Workers Use Cotton Swabs, Solvents To Restore Historical Murals
June 3, 2002 at 10:07 PM EDT - Updated July 28 at 5:00 PM
By PAUL SINGER, Associated Press Writer
CLEVELAND (AP) - With paint brushes and cotton swabs, four workers on Monday began an inch-by-inch restoration of the historic murals that cover 2,000 square feet of walls in the grand lobby of the State Theatre.
The four murals, painted in the 1920s, are believed to be the only remaining in-place originals by American painter James Daugherty, considered an important 20th century modernist.
The murals are a riot of color, but they have been lacquered with a dingy coating the color of coffee that makes the paintings beneath look fossilized.
Collectively called "The Four Continents," the murals depict drama and pageantry in Europe, Asia, Africa and America. America is a montage of Hollywood images of the early 20th century, including a race car and starlet, while Asia's wall is dominated by a samurai warrior slaying a dragon.
William Agee, professor of Art History at Hunter College in New York City, calls the State Theatre murals "absolutely unique."
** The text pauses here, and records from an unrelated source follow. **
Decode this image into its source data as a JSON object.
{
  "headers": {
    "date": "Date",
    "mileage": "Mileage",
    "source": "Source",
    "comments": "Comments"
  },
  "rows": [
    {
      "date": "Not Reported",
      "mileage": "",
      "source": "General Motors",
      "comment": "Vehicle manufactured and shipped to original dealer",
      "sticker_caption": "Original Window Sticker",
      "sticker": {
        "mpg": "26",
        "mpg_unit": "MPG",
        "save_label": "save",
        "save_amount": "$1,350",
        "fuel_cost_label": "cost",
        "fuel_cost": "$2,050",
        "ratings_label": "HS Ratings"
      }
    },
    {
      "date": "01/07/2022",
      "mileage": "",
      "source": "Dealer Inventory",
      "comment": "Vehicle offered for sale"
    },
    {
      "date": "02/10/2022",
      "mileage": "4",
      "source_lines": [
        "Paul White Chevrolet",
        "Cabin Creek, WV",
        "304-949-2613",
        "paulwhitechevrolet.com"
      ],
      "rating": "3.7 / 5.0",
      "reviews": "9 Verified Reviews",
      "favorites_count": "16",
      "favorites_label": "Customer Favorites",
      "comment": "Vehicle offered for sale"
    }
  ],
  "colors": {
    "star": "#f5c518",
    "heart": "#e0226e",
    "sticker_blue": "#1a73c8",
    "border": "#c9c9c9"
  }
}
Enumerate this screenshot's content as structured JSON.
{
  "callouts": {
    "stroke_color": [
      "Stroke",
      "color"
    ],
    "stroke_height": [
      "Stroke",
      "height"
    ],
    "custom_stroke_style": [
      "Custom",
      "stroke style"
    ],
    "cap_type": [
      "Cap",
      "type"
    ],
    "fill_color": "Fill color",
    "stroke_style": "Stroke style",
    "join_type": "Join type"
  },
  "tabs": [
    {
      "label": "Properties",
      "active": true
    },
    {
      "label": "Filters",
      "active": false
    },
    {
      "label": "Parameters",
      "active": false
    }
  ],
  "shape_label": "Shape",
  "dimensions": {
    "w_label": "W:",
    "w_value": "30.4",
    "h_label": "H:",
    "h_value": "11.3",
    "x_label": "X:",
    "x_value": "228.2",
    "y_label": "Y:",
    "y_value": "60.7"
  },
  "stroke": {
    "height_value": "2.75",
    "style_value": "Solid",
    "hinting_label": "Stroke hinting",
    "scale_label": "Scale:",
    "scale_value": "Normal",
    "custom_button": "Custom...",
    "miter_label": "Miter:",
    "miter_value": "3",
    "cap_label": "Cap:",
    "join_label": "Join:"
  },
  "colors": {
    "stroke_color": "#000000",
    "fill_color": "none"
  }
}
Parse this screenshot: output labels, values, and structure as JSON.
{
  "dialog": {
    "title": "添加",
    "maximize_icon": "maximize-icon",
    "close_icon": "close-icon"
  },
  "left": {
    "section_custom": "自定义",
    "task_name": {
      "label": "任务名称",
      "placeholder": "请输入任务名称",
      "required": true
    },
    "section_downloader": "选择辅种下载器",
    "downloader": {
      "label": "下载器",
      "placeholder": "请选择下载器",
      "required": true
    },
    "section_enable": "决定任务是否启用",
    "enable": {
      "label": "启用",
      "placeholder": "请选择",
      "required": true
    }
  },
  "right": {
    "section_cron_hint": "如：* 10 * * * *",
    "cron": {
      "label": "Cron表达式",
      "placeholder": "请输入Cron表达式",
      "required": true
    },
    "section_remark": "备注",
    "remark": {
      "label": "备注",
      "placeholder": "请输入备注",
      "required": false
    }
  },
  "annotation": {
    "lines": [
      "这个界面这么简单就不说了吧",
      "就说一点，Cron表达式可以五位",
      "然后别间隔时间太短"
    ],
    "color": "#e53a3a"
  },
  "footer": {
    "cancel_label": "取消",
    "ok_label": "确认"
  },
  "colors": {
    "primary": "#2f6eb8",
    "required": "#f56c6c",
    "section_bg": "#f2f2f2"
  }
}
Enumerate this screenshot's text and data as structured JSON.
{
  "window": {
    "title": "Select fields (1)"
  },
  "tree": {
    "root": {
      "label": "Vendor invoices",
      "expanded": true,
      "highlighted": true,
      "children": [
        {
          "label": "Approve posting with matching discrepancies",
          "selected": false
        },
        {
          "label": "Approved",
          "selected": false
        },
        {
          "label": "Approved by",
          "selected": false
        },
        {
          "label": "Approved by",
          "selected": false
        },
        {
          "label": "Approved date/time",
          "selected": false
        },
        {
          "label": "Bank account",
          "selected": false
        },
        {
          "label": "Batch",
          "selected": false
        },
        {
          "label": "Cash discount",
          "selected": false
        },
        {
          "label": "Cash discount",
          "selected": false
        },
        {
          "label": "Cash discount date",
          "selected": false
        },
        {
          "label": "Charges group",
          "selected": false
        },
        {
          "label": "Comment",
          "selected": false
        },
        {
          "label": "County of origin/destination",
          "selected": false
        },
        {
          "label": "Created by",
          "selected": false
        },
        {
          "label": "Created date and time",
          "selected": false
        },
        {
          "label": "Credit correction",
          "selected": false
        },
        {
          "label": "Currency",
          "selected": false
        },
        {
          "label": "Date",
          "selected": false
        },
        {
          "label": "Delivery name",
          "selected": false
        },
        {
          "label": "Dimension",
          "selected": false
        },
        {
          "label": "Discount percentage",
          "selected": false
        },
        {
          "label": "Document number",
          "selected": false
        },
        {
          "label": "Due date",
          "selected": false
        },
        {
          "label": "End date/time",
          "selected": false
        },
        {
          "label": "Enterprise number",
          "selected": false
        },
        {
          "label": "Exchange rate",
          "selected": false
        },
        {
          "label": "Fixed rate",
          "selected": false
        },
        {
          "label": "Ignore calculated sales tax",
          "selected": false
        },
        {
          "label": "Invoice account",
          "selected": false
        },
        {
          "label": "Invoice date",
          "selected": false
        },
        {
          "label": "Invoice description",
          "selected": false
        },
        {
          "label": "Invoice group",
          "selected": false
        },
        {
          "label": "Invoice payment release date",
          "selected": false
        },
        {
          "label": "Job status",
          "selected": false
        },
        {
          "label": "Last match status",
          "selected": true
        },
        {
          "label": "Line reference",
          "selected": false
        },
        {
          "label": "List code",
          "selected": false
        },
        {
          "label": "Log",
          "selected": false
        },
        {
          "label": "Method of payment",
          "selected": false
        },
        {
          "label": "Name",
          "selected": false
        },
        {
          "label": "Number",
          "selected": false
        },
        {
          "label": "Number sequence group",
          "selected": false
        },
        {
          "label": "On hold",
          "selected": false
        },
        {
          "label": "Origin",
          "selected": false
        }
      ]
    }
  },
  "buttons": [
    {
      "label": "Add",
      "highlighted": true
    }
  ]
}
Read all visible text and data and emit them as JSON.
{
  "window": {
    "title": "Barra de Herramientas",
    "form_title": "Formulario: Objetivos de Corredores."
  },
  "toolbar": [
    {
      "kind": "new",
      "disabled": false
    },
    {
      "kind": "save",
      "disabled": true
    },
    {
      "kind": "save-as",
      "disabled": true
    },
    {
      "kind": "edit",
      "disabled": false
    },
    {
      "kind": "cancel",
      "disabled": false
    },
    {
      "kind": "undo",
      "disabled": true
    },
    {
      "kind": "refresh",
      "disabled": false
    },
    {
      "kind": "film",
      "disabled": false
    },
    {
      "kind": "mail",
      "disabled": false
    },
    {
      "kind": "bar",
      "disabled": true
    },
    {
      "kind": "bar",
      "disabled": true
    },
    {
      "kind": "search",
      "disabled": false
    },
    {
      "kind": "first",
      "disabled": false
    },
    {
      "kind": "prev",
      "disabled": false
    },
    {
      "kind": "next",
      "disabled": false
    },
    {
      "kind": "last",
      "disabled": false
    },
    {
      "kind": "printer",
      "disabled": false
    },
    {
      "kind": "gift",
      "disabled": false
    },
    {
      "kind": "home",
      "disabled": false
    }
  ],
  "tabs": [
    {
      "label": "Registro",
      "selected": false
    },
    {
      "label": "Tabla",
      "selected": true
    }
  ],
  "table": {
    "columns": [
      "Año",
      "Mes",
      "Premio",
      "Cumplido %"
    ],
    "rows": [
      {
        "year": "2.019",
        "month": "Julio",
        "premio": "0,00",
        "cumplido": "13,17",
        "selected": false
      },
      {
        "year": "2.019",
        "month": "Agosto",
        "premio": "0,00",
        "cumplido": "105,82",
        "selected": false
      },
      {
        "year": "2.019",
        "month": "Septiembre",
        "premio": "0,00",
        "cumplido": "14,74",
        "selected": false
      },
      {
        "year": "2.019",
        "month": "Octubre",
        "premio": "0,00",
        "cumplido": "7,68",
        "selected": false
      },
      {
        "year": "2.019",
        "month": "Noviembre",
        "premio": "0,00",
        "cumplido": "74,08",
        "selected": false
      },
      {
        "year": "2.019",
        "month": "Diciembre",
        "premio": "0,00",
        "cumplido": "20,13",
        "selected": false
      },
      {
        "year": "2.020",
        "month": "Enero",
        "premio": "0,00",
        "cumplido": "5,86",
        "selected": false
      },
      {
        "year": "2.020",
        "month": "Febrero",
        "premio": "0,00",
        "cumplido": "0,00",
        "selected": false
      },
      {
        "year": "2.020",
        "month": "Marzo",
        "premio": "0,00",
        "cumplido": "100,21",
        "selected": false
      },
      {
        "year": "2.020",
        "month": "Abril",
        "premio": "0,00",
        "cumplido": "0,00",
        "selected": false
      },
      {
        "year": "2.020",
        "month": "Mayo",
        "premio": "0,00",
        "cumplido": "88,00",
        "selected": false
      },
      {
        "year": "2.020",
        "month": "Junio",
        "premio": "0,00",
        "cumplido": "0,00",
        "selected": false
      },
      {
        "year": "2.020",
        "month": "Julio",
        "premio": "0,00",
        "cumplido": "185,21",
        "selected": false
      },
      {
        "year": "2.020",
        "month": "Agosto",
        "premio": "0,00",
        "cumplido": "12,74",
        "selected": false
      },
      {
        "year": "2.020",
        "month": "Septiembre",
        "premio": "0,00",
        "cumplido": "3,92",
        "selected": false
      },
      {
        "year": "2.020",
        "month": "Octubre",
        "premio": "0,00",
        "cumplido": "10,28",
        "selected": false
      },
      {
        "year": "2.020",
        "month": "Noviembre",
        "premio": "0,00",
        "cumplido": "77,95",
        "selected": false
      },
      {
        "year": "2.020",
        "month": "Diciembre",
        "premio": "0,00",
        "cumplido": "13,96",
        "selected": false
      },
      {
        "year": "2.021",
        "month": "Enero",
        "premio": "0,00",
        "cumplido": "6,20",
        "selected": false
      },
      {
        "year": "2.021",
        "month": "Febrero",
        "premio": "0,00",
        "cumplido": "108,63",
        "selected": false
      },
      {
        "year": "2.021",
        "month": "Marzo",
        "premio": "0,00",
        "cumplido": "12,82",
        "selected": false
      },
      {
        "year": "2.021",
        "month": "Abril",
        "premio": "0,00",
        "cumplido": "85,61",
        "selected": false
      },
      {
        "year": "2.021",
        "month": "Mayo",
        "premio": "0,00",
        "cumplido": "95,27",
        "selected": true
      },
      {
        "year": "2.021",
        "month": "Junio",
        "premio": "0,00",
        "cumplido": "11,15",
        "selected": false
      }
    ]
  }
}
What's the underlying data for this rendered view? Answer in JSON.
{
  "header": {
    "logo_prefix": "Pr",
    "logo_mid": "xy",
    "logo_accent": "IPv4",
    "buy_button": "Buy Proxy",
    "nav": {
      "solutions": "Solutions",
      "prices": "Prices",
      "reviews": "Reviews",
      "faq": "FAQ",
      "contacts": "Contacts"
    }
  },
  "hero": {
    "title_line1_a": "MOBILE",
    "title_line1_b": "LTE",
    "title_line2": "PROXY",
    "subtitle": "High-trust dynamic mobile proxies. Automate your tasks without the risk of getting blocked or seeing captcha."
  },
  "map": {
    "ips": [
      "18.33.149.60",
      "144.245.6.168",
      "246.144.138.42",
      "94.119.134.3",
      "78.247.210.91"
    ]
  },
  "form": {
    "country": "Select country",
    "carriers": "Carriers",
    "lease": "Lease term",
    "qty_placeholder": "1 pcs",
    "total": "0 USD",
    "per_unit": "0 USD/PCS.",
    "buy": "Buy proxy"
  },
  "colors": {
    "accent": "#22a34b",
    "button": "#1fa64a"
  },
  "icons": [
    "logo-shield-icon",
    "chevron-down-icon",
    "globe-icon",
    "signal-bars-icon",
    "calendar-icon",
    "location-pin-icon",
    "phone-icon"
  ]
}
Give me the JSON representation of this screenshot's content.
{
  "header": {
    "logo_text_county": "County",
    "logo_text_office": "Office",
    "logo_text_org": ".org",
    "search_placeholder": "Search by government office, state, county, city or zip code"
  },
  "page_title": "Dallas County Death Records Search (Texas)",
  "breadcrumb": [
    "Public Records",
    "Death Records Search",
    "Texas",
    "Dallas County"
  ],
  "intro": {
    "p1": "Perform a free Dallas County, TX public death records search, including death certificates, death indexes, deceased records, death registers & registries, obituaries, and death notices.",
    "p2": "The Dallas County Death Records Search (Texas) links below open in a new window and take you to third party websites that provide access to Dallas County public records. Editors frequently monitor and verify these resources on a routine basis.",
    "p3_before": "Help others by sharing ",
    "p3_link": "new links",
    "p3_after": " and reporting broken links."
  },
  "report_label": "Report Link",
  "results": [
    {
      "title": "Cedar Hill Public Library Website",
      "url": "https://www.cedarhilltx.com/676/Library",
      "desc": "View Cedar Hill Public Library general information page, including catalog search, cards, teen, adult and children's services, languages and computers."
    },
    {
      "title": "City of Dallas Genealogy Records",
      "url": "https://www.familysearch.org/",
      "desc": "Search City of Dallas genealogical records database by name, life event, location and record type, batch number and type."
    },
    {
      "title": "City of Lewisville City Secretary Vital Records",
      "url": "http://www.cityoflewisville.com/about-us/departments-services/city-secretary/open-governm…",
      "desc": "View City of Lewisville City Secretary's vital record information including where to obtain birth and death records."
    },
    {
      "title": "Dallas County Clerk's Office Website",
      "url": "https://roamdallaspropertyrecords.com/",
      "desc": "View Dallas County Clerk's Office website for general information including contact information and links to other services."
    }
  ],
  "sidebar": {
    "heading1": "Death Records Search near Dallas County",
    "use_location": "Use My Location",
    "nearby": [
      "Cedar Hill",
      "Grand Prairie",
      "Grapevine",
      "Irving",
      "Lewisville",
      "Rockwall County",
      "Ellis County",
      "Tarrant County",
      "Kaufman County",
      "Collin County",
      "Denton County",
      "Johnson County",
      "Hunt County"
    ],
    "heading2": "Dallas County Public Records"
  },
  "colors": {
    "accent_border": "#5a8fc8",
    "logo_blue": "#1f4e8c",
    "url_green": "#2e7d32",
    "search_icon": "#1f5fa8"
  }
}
"They're really among the most important murals done in America in the 1920s," Agee said.
Daugherty's use of color was extraordinary for the time, and he later became an important figure in American modernist painting.
The Playhouse Square Center, which runs the State and four other historical theaters on the same block, has received a $100,000 grant from the National Endowment for the Arts and the National Park Service to restore the murals. The grant is part of a preservation program called Save America's Treasures.
The entire project will cost more than $200,000 and take six months or more to complete, said Playhouse Square spokeswoman Christine Panozzo. The restoration also is being funded through other grants and private donations.
On Monday afternoon, Andrea Chevalier and three colleagues with the Intermuseum Conservation Association daubed away the brownish goop from the top corner of "The Spirit of Drama -- Europe."
Chevalier said it appears the paintings were coated twice with lacquer that was intended to preserve them, once in the 1980s and once some decades earlier. But the lacquer has aged and turned brown, dimming the paintings dramatically.
Wendy Partridge, another conservator on the project, said she is undaunted by the prospect of daubing solvents with hand-held cotton swabs over murals 10 feet high and 200 feet long.
"Once we see even a strip of this cleaned, the before and after will be so dramatic, it will keep us going," she said.
Sure enough, as Partridge and Chevalier began their work, it seemed they were peeling back a rusted screen, allowing a clear view of the bright landscape beyond.
Albert Albano, executive director of the Intermuseum Conservation Association, says his team is developing a special solvent gel that will loosen the lacquer for easy removal without damaging the paint underneath. They will then apply a new protective coating that is known to be chemically stable but is easily removable if a next generation of conservators decides it has to come off.
Daugherty's murals "were a precursor to the WPA murals of the 1930," said Agee, referring to the murals in post offices and other public places commissioned by the Depression-era Works Progress Administration.
But most of the pre-WPA murals have been destroyed or simply lost, Agee said. A few of Daugherty's have been saved and moved to private collections.
"Daugherty in the 1930s had turned to illustrating children's books, so his art was kind of forgotten," Agee said.
But Daugherty is now seen as an important influence on American modernist painters. On Thursday, the Spanierman Gallery in New York opens a new show of Daugherty's work that focuses on abstract paintings from the 1950s and 60s. Daugherty, born in 1887, died in 1974.
The State Theatre murals were commissioned by Marcus Lowe in 1920. A 1970 Life Magazine cover featured one of the murals and helped preservationists raise enough money to save the theater from the wrecking ball, Panozzo said.
(Copyright 2002 by The Associated Press. All Rights Reserved.)